:: WHAT TO PRODUCE ::
Copy each line of the data beneath in which the word "depto" appears.

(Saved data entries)

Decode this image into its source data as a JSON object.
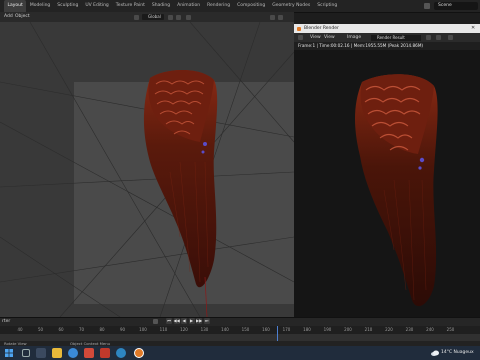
{
  "workspace_tabs": [
    "Layout",
    "Modeling",
    "Sculpting",
    "UV Editing",
    "Texture Paint",
    "Shading",
    "Animation",
    "Rendering",
    "Compositing",
    "Geometry Nodes",
    "Scripting"
  ],
  "scene": {
    "name": "Scene"
  },
  "viewport_header": {
    "menus": [
      "Add",
      "Object"
    ],
    "transform_orientation": "Global"
  },
  "render_window": {
    "title": "Blender Render",
    "menus": [
      "View",
      "View",
      "Image"
    ],
    "result_slot": "Render Result",
    "status": "Frame:1 | Time:00:02.16 | Mem:1955.55M (Peak 2014.86M)"
  },
  "timeline": {
    "frame_label": "rter",
    "ticks": [
      "40",
      "50",
      "60",
      "70",
      "80",
      "90",
      "100",
      "110",
      "120",
      "130",
      "140",
      "150",
      "160",
      "170",
      "180",
      "190",
      "200",
      "210",
      "220",
      "230",
      "240",
      "250"
    ],
    "controls": [
      "⏮",
      "◀◀",
      "◀",
      "▶",
      "▶▶",
      "⏭"
    ]
  },
  "statusbar": {
    "left": "Rotate View",
    "middle": "Object Context Menu"
  },
  "taskbar": {
    "weather": "14°C  Nuageux"
  },
  "colors": {
    "accent": "#4d7fd0",
    "hair_dark": "#3a0e08",
    "hair_mid": "#8a2a14",
    "hair_highlight": "#c4553a",
    "viewport_bg": "#393939",
    "render_bg": "#151515"
  }
}
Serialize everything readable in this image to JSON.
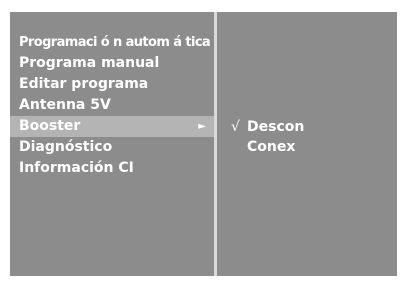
{
  "menu": {
    "items": [
      {
        "label": "Programaci ó n autom á tica"
      },
      {
        "label": "Programa manual"
      },
      {
        "label": "Editar programa"
      },
      {
        "label": "Antenna 5V"
      },
      {
        "label": "Booster",
        "submenu_arrow": "►"
      },
      {
        "label": "Diagnóstico"
      },
      {
        "label": "Información CI"
      }
    ],
    "selected_item": "Booster"
  },
  "submenu": {
    "check_mark": "√",
    "options": [
      {
        "label": "Descon"
      },
      {
        "label": "Conex"
      }
    ],
    "selected_option": "Descon"
  },
  "colors": {
    "panel_background": "#8c8c8c",
    "highlight_background": "#b4b4b4",
    "divider": "#d9d9d9",
    "text": "#ffffff"
  },
  "icons": {
    "submenu_arrow": "triangle-right-icon",
    "check": "checkmark-icon"
  }
}
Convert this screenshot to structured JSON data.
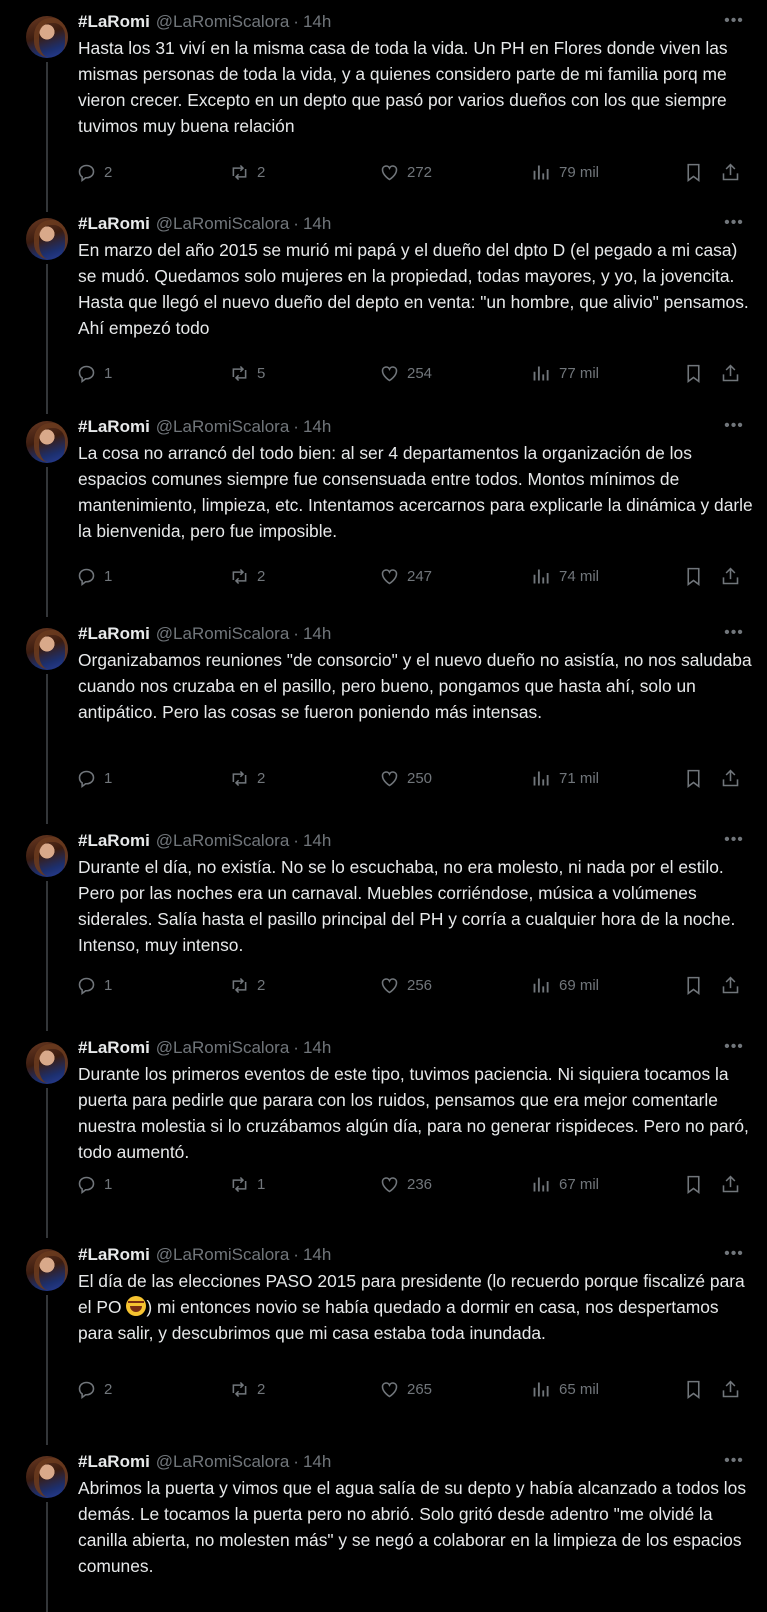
{
  "tweets": [
    {
      "name": "#LaRomi",
      "handle": "@LaRomiScalora",
      "time": "14h",
      "text": "Hasta los 31 viví en la misma casa de toda la vida. Un PH en Flores donde viven las mismas personas de toda la vida, y a quienes considero parte de mi familia porq me vieron crecer. Excepto en un depto que pasó por varios dueños con los que siempre tuvimos muy buena relación",
      "replies": "2",
      "retweets": "2",
      "likes": "272",
      "views": "79 mil"
    },
    {
      "name": "#LaRomi",
      "handle": "@LaRomiScalora",
      "time": "14h",
      "text": "En marzo del año 2015 se murió mi papá y el dueño del dpto D (el pegado a mi casa) se mudó. Quedamos solo mujeres en la propiedad, todas mayores, y yo, la jovencita. Hasta que llegó el nuevo dueño del depto en venta: \"un hombre, que alivio\" pensamos. Ahí empezó todo",
      "replies": "1",
      "retweets": "5",
      "likes": "254",
      "views": "77 mil"
    },
    {
      "name": "#LaRomi",
      "handle": "@LaRomiScalora",
      "time": "14h",
      "text": "La cosa no arrancó del todo bien: al ser 4 departamentos la organización de los espacios comunes siempre fue consensuada entre todos. Montos mínimos de mantenimiento, limpieza, etc. Intentamos acercarnos para explicarle la dinámica y darle la bienvenida, pero fue imposible.",
      "replies": "1",
      "retweets": "2",
      "likes": "247",
      "views": "74 mil"
    },
    {
      "name": "#LaRomi",
      "handle": "@LaRomiScalora",
      "time": "14h",
      "text": "Organizabamos reuniones \"de consorcio\" y el nuevo dueño no asistía, no nos saludaba cuando nos cruzaba en el pasillo, pero bueno, pongamos que hasta ahí, solo un antipático. Pero las cosas se fueron poniendo más intensas.",
      "replies": "1",
      "retweets": "2",
      "likes": "250",
      "views": "71 mil"
    },
    {
      "name": "#LaRomi",
      "handle": "@LaRomiScalora",
      "time": "14h",
      "text": "Durante el día, no existía. No se lo escuchaba, no era molesto, ni nada por el estilo. Pero por las noches era un carnaval. Muebles corriéndose, música a volúmenes siderales. Salía hasta el pasillo principal del PH y corría a cualquier hora de la noche. Intenso, muy intenso.",
      "replies": "1",
      "retweets": "2",
      "likes": "256",
      "views": "69 mil"
    },
    {
      "name": "#LaRomi",
      "handle": "@LaRomiScalora",
      "time": "14h",
      "text": "Durante los primeros eventos de este tipo, tuvimos paciencia. Ni siquiera tocamos la puerta para pedirle que parara con los ruidos, pensamos que era mejor comentarle nuestra molestia si lo cruzábamos algún día, para no generar rispideces. Pero no paró, todo aumentó.",
      "replies": "1",
      "retweets": "1",
      "likes": "236",
      "views": "67 mil"
    },
    {
      "name": "#LaRomi",
      "handle": "@LaRomiScalora",
      "time": "14h",
      "text_before": "El día de las elecciones PASO 2015 para presidente (lo recuerdo porque fiscalizé para el PO ",
      "emoji": "joy-emoji",
      "text_after": ") mi entonces novio se había quedado a dormir en casa, nos despertamos para salir, y descubrimos que mi casa estaba toda inundada.",
      "replies": "2",
      "retweets": "2",
      "likes": "265",
      "views": "65 mil"
    },
    {
      "name": "#LaRomi",
      "handle": "@LaRomiScalora",
      "time": "14h",
      "text": "Abrimos la puerta y vimos que el agua salía de su depto y había alcanzado a todos los demás. Le tocamos la puerta pero no abrió. Solo gritó desde adentro \"me olvidé la canilla abierta, no molesten más\" y se negó a colaborar en la limpieza de los espacios comunes."
    }
  ]
}
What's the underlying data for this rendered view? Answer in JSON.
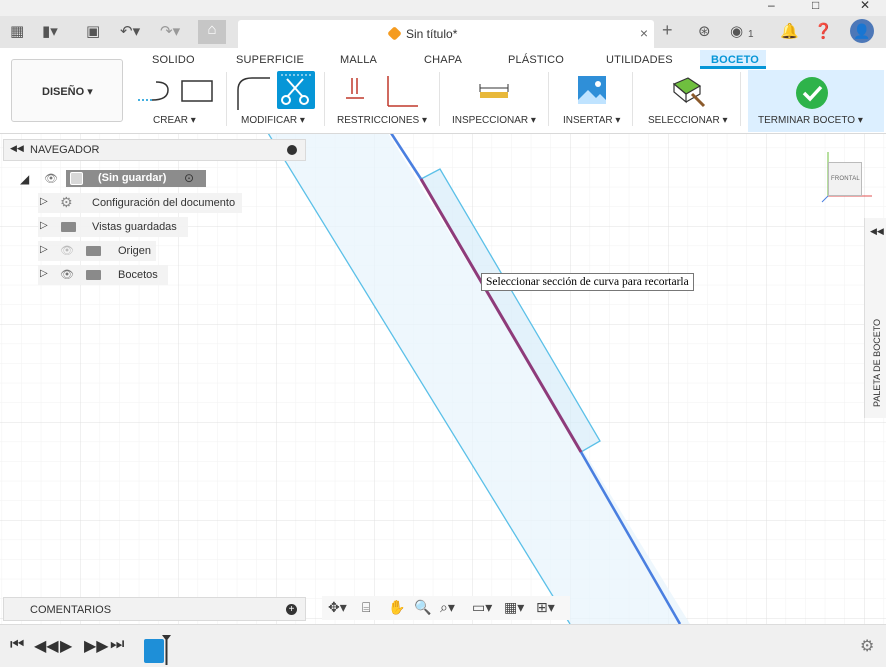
{
  "window": {
    "minimize": "–",
    "maximize": "□",
    "close": "✕"
  },
  "document": {
    "title": "Sin título*",
    "close": "×"
  },
  "appbar": {
    "notifications_count": "1"
  },
  "ribbon": {
    "tabs": [
      "SOLIDO",
      "SUPERFICIE",
      "MALLA",
      "CHAPA",
      "PLÁSTICO",
      "UTILIDADES",
      "BOCETO"
    ],
    "active_tab": "BOCETO",
    "workspace": "DISEÑO ▾",
    "groups": [
      "CREAR ▾",
      "MODIFICAR ▾",
      "RESTRICCIONES ▾",
      "INSPECCIONAR ▾",
      "INSERTAR ▾",
      "SELECCIONAR ▾",
      "TERMINAR BOCETO ▾"
    ]
  },
  "browser": {
    "title": "NAVEGADOR",
    "root": "(Sin guardar)",
    "items": [
      "Configuración del documento",
      "Vistas guardadas",
      "Origen",
      "Bocetos"
    ]
  },
  "tooltip": "Seleccionar sección de curva para recortarla",
  "viewcube": {
    "face": "FRONTAL"
  },
  "palette": {
    "label": "PALETA DE BOCETO"
  },
  "comments": {
    "title": "COMENTARIOS"
  },
  "colors": {
    "accent": "#0696d7",
    "sketch_line": "#4a7fe0",
    "selected_curve": "#8e3b7a",
    "profile_fill": "#e8f4fc",
    "profile_stroke": "#5bc0e8",
    "finish_check": "#2eb34a"
  }
}
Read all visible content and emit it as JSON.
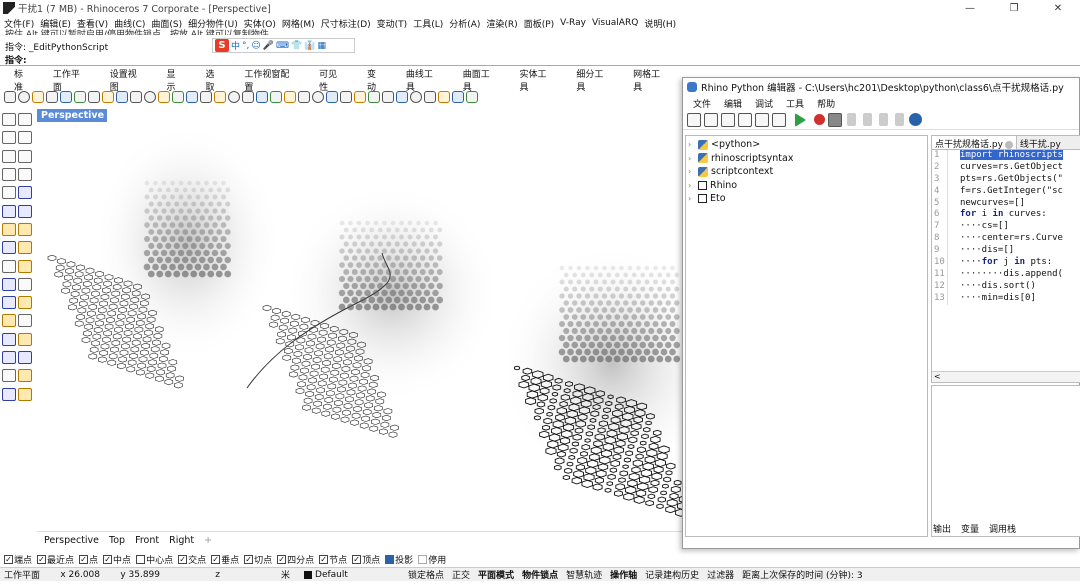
{
  "titlebar": {
    "title": "干扰1 (7 MB) - Rhinoceros 7 Corporate - [Perspective]",
    "minimize": "—",
    "maximize": "❐",
    "close": "✕"
  },
  "menubar": [
    "文件(F)",
    "编辑(E)",
    "查看(V)",
    "曲线(C)",
    "曲面(S)",
    "细分物件(U)",
    "实体(O)",
    "网格(M)",
    "尺寸标注(D)",
    "变动(T)",
    "工具(L)",
    "分析(A)",
    "渲染(R)",
    "面板(P)",
    "V-Ray",
    "VisualARQ",
    "说明(H)"
  ],
  "command": {
    "history": "按住 Alt 键可以暂时启用/停用物件锁点，按放 Alt 键可以复制物件",
    "last": "指令: _EditPythonScript",
    "prompt": "指令:"
  },
  "ime": {
    "logo": "S",
    "items": [
      "中",
      "°,",
      "☺",
      "🎤",
      "⌨",
      "👕",
      "👔",
      "▦"
    ]
  },
  "toolbar_tabs": [
    "标准",
    "工作平面",
    "设置视图",
    "显示",
    "选取",
    "工作视窗配置",
    "可见性",
    "变动",
    "曲线工具",
    "曲面工具",
    "实体工具",
    "细分工具",
    "网格工具"
  ],
  "viewport": {
    "name": "Perspective",
    "tabs": [
      "Perspective",
      "Top",
      "Front",
      "Right"
    ],
    "add": "+"
  },
  "snaps": [
    {
      "label": "端点",
      "checked": true
    },
    {
      "label": "最近点",
      "checked": true
    },
    {
      "label": "点",
      "checked": true
    },
    {
      "label": "中点",
      "checked": true
    },
    {
      "label": "中心点",
      "checked": false
    },
    {
      "label": "交点",
      "checked": true
    },
    {
      "label": "垂点",
      "checked": true
    },
    {
      "label": "切点",
      "checked": true
    },
    {
      "label": "四分点",
      "checked": true
    },
    {
      "label": "节点",
      "checked": true
    },
    {
      "label": "顶点",
      "checked": true
    },
    {
      "label": "投影",
      "checked": true
    },
    {
      "label": "停用",
      "checked": false
    }
  ],
  "status": {
    "cplane": "工作平面",
    "x": "x 26.008",
    "y": "y 35.899",
    "z": "z",
    "unit": "米",
    "layer": "Default",
    "items": [
      "锁定格点",
      "正交",
      "平面模式",
      "物件锁点",
      "智慧轨迹",
      "操作轴",
      "记录建构历史",
      "过滤器",
      "距离上次保存的时间 (分钟): 3"
    ],
    "bold": [
      "平面模式",
      "物件锁点",
      "操作轴"
    ]
  },
  "editor": {
    "title": "Rhino Python 编辑器 - C:\\Users\\hc201\\Desktop\\python\\class6\\点干扰规格话.py",
    "menu": [
      "文件",
      "编辑",
      "调试",
      "工具",
      "帮助"
    ],
    "tree": [
      {
        "label": "<python>",
        "icon": "python"
      },
      {
        "label": "rhinoscriptsyntax",
        "icon": "python"
      },
      {
        "label": "scriptcontext",
        "icon": "python"
      },
      {
        "label": "Rhino",
        "icon": "window"
      },
      {
        "label": "Eto",
        "icon": "window"
      }
    ],
    "tabs": [
      {
        "label": "点干扰规格话.py",
        "active": true
      },
      {
        "label": "线干扰.py",
        "active": false
      }
    ],
    "code": [
      {
        "n": "1",
        "t": "import rhinoscripts"
      },
      {
        "n": "2",
        "t": "curves=rs.GetObject"
      },
      {
        "n": "3",
        "t": "pts=rs.GetObjects(\""
      },
      {
        "n": "4",
        "t": "f=rs.GetInteger(\"sc"
      },
      {
        "n": "5",
        "t": "newcurves=[]"
      },
      {
        "n": "6",
        "t": "for i in curves:"
      },
      {
        "n": "7",
        "t": "····cs=[]"
      },
      {
        "n": "8",
        "t": "····center=rs.Curve"
      },
      {
        "n": "9",
        "t": "····dis=[]"
      },
      {
        "n": "10",
        "t": "····for j in pts:"
      },
      {
        "n": "11",
        "t": "········dis.append("
      },
      {
        "n": "12",
        "t": "····dis.sort()"
      },
      {
        "n": "13",
        "t": "····min=dis[0]"
      }
    ],
    "scroll_left": "<",
    "output_tabs": [
      "输出",
      "变量",
      "调用栈"
    ]
  }
}
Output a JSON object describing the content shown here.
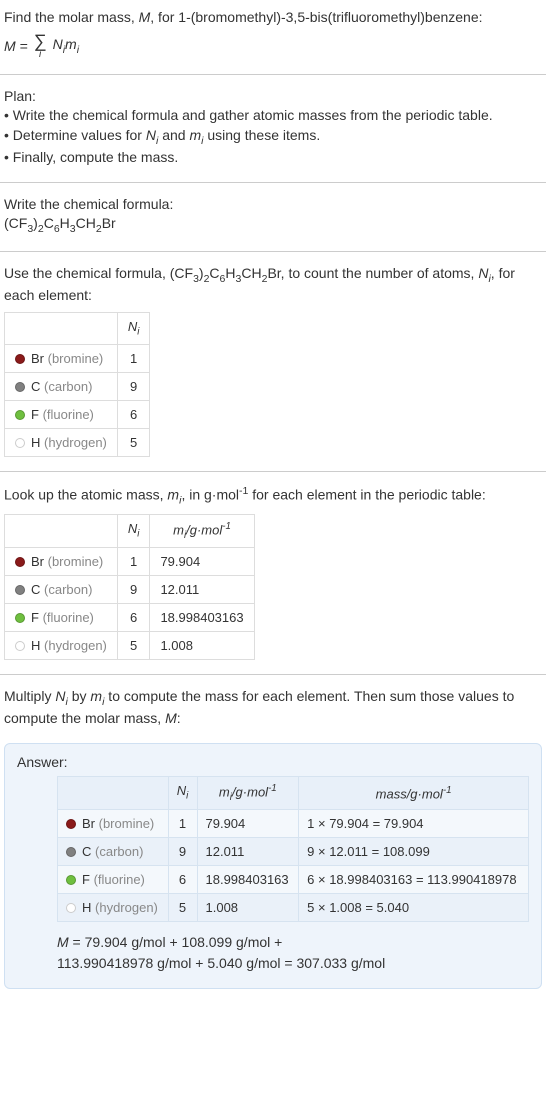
{
  "intro": {
    "line1_a": "Find the molar mass, ",
    "line1_b": "M",
    "line1_c": ", for 1-(bromomethyl)-3,5-bis(trifluoromethyl)benzene:",
    "eq_left": "M = ",
    "eq_sigma_idx": "i",
    "eq_right_a": "N",
    "eq_right_b": "i",
    "eq_right_c": "m",
    "eq_right_d": "i"
  },
  "plan": {
    "title": "Plan:",
    "b1": "• Write the chemical formula and gather atomic masses from the periodic table.",
    "b2_a": "• Determine values for ",
    "b2_b": "N",
    "b2_c": "i",
    "b2_d": " and ",
    "b2_e": "m",
    "b2_f": "i",
    "b2_g": " using these items.",
    "b3": "• Finally, compute the mass."
  },
  "writeFormula": {
    "title": "Write the chemical formula:",
    "formula_parts": [
      "(CF",
      "3",
      ")",
      "2",
      "C",
      "6",
      "H",
      "3",
      "CH",
      "2",
      "Br"
    ]
  },
  "countAtoms": {
    "text_a": "Use the chemical formula, (CF",
    "text_b": "3",
    "text_c": ")",
    "text_d": "2",
    "text_e": "C",
    "text_f": "6",
    "text_g": "H",
    "text_h": "3",
    "text_i": "CH",
    "text_j": "2",
    "text_k": "Br, to count the number of atoms, ",
    "text_l": "N",
    "text_m": "i",
    "text_n": ", for each element:",
    "col_ni_a": "N",
    "col_ni_b": "i"
  },
  "atomicMass": {
    "text_a": "Look up the atomic mass, ",
    "text_b": "m",
    "text_c": "i",
    "text_d": ", in g·mol",
    "text_e": "-1",
    "text_f": " for each element in the periodic table:",
    "col_mi_a": "m",
    "col_mi_b": "i",
    "col_mi_c": "/g·mol",
    "col_mi_d": "-1"
  },
  "multiply": {
    "text_a": "Multiply ",
    "text_b": "N",
    "text_c": "i",
    "text_d": " by ",
    "text_e": "m",
    "text_f": "i",
    "text_g": " to compute the mass for each element. Then sum those values to compute the molar mass, ",
    "text_h": "M",
    "text_i": ":"
  },
  "answer": {
    "label": "Answer:",
    "col_mass_a": "mass/g·mol",
    "col_mass_b": "-1",
    "final_a": "M",
    "final_b": " = 79.904 g/mol + 108.099 g/mol +",
    "final_c": "113.990418978 g/mol + 5.040 g/mol = 307.033 g/mol"
  },
  "chart_data": {
    "type": "table",
    "title": "Molar mass computation for (CF3)2C6H3CH2Br",
    "columns": [
      "element",
      "symbol",
      "color",
      "N_i",
      "m_i_g_per_mol",
      "mass_expr",
      "mass_g_per_mol"
    ],
    "rows": [
      {
        "element": "bromine",
        "symbol": "Br",
        "color": "#8a1a1a",
        "N_i": 1,
        "m_i_g_per_mol": 79.904,
        "mass_expr": "1 × 79.904 = 79.904",
        "mass_g_per_mol": 79.904
      },
      {
        "element": "carbon",
        "symbol": "C",
        "color": "#808080",
        "N_i": 9,
        "m_i_g_per_mol": 12.011,
        "mass_expr": "9 × 12.011 = 108.099",
        "mass_g_per_mol": 108.099
      },
      {
        "element": "fluorine",
        "symbol": "F",
        "color": "#6fbf3f",
        "N_i": 6,
        "m_i_g_per_mol": 18.998403163,
        "mass_expr": "6 × 18.998403163 = 113.990418978",
        "mass_g_per_mol": 113.990418978
      },
      {
        "element": "hydrogen",
        "symbol": "H",
        "color": "#ffffff",
        "N_i": 5,
        "m_i_g_per_mol": 1.008,
        "mass_expr": "5 × 1.008 = 5.040",
        "mass_g_per_mol": 5.04
      }
    ],
    "molar_mass_g_per_mol": 307.033
  }
}
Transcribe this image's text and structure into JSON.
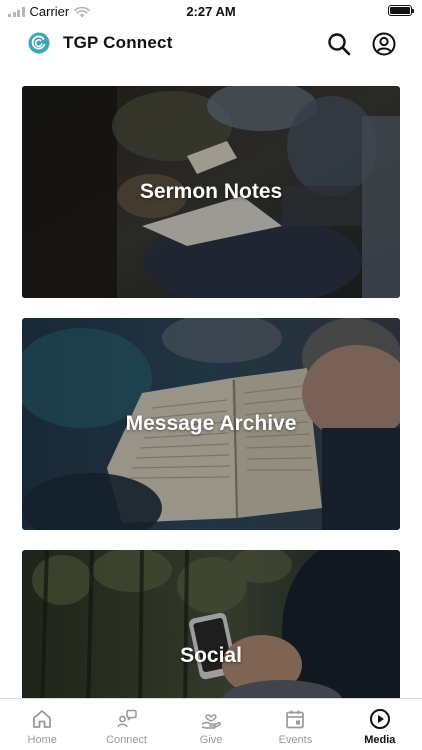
{
  "status_bar": {
    "carrier": "Carrier",
    "time": "2:27 AM"
  },
  "header": {
    "title": "TGP Connect",
    "logo_icon": "tgp-logo-icon",
    "search_icon": "search-icon",
    "account_icon": "account-icon"
  },
  "cards": [
    {
      "label": "Sermon Notes",
      "image": "people-with-notebooks-photo"
    },
    {
      "label": "Message Archive",
      "image": "open-bible-photo"
    },
    {
      "label": "Social",
      "image": "phone-in-hand-photo"
    }
  ],
  "tab_bar": {
    "tabs": [
      {
        "label": "Home",
        "icon": "home-icon",
        "active": false
      },
      {
        "label": "Connect",
        "icon": "connect-icon",
        "active": false
      },
      {
        "label": "Give",
        "icon": "give-icon",
        "active": false
      },
      {
        "label": "Events",
        "icon": "calendar-icon",
        "active": false
      },
      {
        "label": "Media",
        "icon": "play-circle-icon",
        "active": true
      }
    ]
  },
  "colors": {
    "logo": "#3aa7b8",
    "active_tab": "#111111",
    "inactive_tab": "#9a9a9a"
  }
}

:: RESPONSE TO THE TASK ::
      "text": "Hasta los 31 viví en la misma casa de toda la vida. Un PH en Flores donde viven las mismas personas de toda la vida, y a quienes considero parte de mi familia porq me vieron crecer. Excepto en un depto que pasó por varios dueños con los que siempre tuvimos muy buena relación",
      "text": "En marzo del año 2015 se murió mi papá y el dueño del dpto D (el pegado a mi casa) se mudó. Quedamos solo mujeres en la propiedad, todas mayores, y yo, la jovencita. Hasta que llegó el nuevo dueño del depto en venta: \"un hombre, que alivio\" pensamos. Ahí empezó todo",
      "text": "Abrimos la puerta y vimos que el agua salía de su depto y había alcanzado a todos los demás. Le tocamos la puerta pero no abrió. Solo gritó desde adentro \"me olvidé la canilla abierta, no molesten más\" y se negó a colaborar en la limpieza de los espacios comunes."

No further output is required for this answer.